Component data from apps and pages:
★ ★ ★ ★ ★

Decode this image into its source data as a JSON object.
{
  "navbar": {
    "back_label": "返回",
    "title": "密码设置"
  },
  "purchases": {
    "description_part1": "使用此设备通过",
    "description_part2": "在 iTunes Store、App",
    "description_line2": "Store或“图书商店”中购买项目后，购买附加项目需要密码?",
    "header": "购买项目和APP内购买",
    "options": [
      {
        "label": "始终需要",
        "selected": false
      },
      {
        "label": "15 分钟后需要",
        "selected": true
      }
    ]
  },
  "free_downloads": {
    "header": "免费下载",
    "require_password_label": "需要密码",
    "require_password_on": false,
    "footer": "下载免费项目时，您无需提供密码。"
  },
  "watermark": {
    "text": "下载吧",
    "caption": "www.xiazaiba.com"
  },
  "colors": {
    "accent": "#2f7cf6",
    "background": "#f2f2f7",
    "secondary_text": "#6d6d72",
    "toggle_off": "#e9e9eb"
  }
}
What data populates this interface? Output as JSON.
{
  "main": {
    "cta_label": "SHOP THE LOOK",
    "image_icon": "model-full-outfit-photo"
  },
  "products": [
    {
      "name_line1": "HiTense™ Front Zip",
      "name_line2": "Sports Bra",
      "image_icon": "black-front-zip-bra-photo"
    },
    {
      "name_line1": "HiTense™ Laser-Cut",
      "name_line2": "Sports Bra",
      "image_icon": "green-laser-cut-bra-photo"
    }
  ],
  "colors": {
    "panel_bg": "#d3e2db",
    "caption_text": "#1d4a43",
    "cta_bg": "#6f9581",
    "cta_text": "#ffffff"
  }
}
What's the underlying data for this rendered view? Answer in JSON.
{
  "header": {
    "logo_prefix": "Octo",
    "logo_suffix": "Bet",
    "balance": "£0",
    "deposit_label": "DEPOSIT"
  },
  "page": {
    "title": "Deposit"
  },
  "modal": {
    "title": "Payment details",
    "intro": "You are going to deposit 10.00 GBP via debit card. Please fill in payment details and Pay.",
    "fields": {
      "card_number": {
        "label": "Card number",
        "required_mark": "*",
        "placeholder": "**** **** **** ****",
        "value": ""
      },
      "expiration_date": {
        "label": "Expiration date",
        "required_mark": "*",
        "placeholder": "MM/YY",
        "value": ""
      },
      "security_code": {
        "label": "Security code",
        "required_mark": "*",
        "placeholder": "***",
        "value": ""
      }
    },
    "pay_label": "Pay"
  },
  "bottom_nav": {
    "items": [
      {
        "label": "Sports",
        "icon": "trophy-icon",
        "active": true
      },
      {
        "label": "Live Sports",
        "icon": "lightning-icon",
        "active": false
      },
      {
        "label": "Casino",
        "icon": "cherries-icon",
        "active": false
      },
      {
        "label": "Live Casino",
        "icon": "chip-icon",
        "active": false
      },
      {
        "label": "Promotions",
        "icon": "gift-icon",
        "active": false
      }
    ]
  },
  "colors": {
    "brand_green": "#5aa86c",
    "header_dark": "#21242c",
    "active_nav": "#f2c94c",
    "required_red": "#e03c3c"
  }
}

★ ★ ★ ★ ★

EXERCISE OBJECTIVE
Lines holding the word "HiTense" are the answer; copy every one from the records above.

OUTPUT
      "name_line1": "HiTense™ Front Zip",
      "name_line1": "HiTense™ Laser-Cut",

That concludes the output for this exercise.